standard.css (Just for completeness, I am putting this style, this can be skipped also)
Also let's define another css file for printing
Now the main html document would look like
<link rel="stylesheet" type="text/css" media="print, screen"
<link rel="stylesheet" type="text/css" media="print"
<input type="button" value=" Print" onclick="window.print();return false;" />
Note the usage of media on the linking of css. In the print document the printNoDisplay style defined in print.css will kick in and will disable the displaying of button.
We can apply the style in the same css also.

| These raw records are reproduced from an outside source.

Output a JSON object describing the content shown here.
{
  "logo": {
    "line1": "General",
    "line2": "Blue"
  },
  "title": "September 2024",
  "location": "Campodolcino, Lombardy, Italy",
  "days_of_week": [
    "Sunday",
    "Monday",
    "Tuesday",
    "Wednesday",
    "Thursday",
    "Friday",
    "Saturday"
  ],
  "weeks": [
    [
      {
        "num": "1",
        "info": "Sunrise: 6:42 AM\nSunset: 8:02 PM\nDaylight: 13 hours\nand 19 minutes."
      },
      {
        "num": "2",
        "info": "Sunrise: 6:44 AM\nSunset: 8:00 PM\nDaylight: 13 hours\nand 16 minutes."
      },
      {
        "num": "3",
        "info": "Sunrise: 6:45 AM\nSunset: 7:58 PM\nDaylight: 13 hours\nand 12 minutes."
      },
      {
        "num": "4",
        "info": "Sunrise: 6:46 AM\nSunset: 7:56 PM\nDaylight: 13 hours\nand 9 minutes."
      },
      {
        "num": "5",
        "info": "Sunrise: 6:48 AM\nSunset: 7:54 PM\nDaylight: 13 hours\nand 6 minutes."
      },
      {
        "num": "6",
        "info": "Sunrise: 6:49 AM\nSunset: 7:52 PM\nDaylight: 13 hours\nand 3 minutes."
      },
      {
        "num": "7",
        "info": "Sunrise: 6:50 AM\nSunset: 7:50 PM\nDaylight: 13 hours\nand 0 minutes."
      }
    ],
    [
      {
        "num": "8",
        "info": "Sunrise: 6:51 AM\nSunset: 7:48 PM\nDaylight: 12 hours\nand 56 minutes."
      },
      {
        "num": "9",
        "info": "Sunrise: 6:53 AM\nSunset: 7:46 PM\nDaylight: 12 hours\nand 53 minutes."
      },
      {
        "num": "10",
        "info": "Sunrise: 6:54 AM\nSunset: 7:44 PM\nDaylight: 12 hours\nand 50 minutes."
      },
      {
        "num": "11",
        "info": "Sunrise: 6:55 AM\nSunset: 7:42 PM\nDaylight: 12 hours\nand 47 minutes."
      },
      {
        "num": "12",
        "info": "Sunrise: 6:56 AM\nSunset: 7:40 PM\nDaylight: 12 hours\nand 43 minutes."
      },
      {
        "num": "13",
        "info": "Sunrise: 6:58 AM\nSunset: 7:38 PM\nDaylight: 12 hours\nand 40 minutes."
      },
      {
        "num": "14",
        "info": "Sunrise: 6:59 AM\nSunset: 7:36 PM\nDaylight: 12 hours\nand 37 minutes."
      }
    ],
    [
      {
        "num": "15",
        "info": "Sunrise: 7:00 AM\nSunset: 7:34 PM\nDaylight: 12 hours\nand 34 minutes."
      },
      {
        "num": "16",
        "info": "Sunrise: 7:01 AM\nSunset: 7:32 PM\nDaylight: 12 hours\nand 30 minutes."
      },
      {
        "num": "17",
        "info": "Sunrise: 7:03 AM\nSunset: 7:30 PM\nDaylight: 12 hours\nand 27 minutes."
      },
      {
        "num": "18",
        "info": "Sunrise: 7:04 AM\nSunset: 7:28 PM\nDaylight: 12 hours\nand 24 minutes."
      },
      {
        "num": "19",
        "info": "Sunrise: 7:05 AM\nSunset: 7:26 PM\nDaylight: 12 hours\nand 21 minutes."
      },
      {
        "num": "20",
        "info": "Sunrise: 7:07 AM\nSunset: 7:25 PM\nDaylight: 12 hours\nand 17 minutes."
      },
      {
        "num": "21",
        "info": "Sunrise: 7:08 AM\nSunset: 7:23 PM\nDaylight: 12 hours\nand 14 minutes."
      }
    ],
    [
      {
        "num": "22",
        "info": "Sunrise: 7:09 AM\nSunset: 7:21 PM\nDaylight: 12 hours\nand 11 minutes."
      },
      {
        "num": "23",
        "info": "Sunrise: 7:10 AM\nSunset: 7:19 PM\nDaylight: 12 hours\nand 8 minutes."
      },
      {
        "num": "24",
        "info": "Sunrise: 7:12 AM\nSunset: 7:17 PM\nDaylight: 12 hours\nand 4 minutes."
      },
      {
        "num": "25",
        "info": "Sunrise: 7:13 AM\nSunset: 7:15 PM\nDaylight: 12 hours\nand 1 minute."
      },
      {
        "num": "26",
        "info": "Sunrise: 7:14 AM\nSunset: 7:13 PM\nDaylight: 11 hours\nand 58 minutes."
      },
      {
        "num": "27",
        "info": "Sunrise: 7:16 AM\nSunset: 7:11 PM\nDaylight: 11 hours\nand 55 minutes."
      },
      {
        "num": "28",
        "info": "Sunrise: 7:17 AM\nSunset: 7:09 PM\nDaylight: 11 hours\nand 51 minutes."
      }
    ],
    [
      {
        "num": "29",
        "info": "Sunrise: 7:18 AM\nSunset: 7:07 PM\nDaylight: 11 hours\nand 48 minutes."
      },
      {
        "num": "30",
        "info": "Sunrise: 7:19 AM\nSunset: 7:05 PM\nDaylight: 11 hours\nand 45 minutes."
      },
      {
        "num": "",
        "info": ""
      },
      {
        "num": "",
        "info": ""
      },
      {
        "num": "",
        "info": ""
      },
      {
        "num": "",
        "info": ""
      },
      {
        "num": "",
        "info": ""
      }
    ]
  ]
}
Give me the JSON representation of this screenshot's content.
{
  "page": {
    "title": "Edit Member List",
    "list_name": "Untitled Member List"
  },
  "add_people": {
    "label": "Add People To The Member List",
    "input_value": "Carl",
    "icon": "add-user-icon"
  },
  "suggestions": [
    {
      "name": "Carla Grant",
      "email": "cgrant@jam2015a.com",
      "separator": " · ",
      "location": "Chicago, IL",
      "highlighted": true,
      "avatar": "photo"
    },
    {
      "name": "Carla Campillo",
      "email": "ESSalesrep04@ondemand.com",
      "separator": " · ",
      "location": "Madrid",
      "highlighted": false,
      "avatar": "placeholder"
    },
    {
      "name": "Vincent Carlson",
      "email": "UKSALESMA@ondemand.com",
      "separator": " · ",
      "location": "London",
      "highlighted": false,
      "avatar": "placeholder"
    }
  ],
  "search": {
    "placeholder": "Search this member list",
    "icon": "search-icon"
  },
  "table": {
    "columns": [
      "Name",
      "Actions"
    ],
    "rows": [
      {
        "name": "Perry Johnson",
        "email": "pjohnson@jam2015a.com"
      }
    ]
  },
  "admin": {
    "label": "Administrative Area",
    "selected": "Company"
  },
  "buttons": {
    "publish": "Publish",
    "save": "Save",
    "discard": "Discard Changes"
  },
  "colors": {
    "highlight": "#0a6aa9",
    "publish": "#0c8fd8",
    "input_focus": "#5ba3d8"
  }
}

In this case define printNoDisplay in standard.css as follows and no need for print.css
Various media types that are supported by CSS are:
- all - Default value, applies to all devices.
- print - Printed document
- braille - Braille devices
- embossed - Embossed braille printers
- handheld - Handheld devices like mobile phones
- projection - projector
- screen - Out standard web browser.
- speech - Speech synthesizers for hearing impaired.
- tty - Good old dumb terminals.
- tv - television